Qigong Meditation: 5 Ways to Improve Posture

Before you attempt to change your postural habits, it's very important to become familiar with what they actually are. This may sound obvious, but most people try to change things too quickly and then fail to get the results they want.

First, notice how you're currently sitting. Don't change anything. Notice if your body is upright or leaning. Are your legs crossed? Whereabouts on the surface of your body do you feel most of your weight resting? How are you breathing? Through your nose or your mouth? Deeply or shallowly? Quickly or slowly?

Only when you've thoroughly scanned and noted how your body is presently arranged will you be ready to make the necessary changes. If you haven't already done so, choose a chair that you can sit in with both feet flat and thighs parallel to the floor and to each other. The seat should not be too soft. You'll see why in a moment.

Feet flat on the floor

Have your knees the same distance apart as the width of the hips. Place the feet so that your lower legs are vertical and parallel with your heels beneath your knees. Make sure that your feet and toes are relaxed with weight spread evenly throughout each foot.

Pelvis level

Now notice your sitting-bones. These are the two bones at the bottom of your pelvis which you should be able to feel in your bottom when you sit on a firm or hard surface. Is the weight evenly distributed or do you have more weight on the left or the right sitting-bone? Is your pelvis tilted forward or backward? Try rocking your sitting-bones very slowly and gently forward and back repeatedly, making ever smaller rocking movements until you feel that they are balanced in a central, upright arrangement with the weight evenly distributed right and left.

Lower back vertical

With the pelvis level, notice how your spine is arranged. Move your shoulders very gently back and forth without changing the position of your sitting-bones. Through an ever smaller forward/backward adjustment you will be able to find the most balanced position of your lower spine.

Loosen shoulders

The easiest way to relax your shoulders is to begin by tensing and pushing them up toward your ears, then dropping them loosely downward. Do this two or three times and then let the shoulders settle down completely relaxed. It helps if your hands are either resting on your knees (rather like the ancient Egyptian statues of seated figures), or with the palms facing upward, one cupping the other and resting against the lower abdomen beneath the navel. Keep a little space under each armpit.

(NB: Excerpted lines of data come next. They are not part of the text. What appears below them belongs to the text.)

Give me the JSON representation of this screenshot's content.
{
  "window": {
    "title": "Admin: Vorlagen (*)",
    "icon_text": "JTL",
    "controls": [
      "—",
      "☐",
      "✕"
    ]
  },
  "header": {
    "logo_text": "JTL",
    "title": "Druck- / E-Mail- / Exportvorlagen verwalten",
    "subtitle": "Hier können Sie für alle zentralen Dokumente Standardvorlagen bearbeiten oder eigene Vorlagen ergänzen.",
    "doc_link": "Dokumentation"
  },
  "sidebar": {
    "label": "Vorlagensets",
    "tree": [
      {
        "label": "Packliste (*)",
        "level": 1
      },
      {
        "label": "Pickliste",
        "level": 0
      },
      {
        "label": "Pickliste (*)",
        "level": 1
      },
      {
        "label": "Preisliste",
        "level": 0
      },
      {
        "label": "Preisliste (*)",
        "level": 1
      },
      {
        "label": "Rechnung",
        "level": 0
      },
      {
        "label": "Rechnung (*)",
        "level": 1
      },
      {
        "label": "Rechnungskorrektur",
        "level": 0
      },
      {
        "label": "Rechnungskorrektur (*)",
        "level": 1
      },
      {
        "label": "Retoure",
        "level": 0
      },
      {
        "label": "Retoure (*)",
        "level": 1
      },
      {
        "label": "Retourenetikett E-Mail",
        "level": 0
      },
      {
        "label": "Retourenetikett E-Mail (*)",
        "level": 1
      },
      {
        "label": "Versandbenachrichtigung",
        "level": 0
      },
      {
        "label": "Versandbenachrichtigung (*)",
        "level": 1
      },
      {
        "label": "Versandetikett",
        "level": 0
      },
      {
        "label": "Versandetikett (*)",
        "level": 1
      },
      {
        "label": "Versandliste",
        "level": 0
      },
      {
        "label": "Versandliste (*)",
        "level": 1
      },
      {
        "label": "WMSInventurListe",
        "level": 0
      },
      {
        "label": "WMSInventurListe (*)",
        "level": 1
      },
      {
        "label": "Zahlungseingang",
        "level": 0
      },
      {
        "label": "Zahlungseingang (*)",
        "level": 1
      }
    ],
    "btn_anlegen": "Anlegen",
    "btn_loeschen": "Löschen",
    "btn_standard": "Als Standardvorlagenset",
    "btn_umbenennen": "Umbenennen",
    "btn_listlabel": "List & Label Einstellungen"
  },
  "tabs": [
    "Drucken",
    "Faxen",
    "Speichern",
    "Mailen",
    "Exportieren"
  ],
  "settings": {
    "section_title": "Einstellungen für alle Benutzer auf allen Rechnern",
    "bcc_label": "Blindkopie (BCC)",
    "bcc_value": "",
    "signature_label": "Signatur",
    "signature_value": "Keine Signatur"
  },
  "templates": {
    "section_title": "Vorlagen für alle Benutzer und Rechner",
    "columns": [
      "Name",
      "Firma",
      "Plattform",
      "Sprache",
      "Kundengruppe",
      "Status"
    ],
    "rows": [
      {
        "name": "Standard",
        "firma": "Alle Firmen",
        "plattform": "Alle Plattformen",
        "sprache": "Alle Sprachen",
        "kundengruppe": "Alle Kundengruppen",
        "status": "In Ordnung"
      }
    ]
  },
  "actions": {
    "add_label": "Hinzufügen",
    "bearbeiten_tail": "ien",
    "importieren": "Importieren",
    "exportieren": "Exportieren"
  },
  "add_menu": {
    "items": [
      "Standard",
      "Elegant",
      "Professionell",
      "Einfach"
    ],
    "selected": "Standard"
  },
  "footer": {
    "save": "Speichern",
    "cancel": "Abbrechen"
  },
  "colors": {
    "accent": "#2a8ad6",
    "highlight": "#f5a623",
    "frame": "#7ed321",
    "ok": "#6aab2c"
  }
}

Head suspension

The idea is to loosen and lengthen the back of the neck while ever so slightly tucking in the chin. Some people find it helpful to imagine that the spot on the top of the head where the hair normally whorls around is suspended from directly above by a string. This is not the central point on top of the head but slightly further back. As you imagine this you may will feel that your chin naturally tucks in ever so slightly, and that the back of your neck feels longer.

To help you to retain the state of equipoise that you have been establishing, it's helpful to begin with your eyes open but unfocused. Have your eye-line level with the horizon, either real or imagined. Now listen to the sounds of your immediate environment, including any - even the smallest - sounds that come from behind you. You need not feel distracted by whatever you hear. While you listen your inner dialogue will stop, at least for a while, and this is the beginning of successful meditation. 360 degree listening, or listening in all directions is an excellent way to stay awake, upright, alert, quiet and present in the now - all essential components of true meditation.

Finally, notice the feeling on the inside of your body that tells you you're alive. This is your life-force or qi (pronounced 'chee'). Can you recall the feeling of being alarmed by a sudden unexpected event or noise, and do you remember the feeling of energy rushing upward into your shoulders? This would be the qi moving upward as part of the 'fight or flight' response. Now, with a gentle sigh, release your breath together with any bodily tension and imagine your qi or life-force settling down into an area beneath your navel, just like tea-leaves settling in the bottom of the teapot.

This action is known as 'sinking the qi to the dantien'. A feeling of calm, balance and ease accompanies this action. Now continue to breath quietly through the nose, expanding and contracting the abdomen without disturbing the chest or raising the shoulders. Touch the tongue to the roof of the mouth just above the front teeth and keep it there, swallowing saliva from time to time to keep the throat moist. This is the beginning of qigong meditation.

Free instructional videos for simple qigong exercises can be viewed at http://www.Breath4Health.com/. Richard Coldman is a freelance filmmaker, musician and writer with a keen interest in alternative health and more than 30 years experience in Chinese martial arts and therapeutic exercise.

go to source

Leave a Reply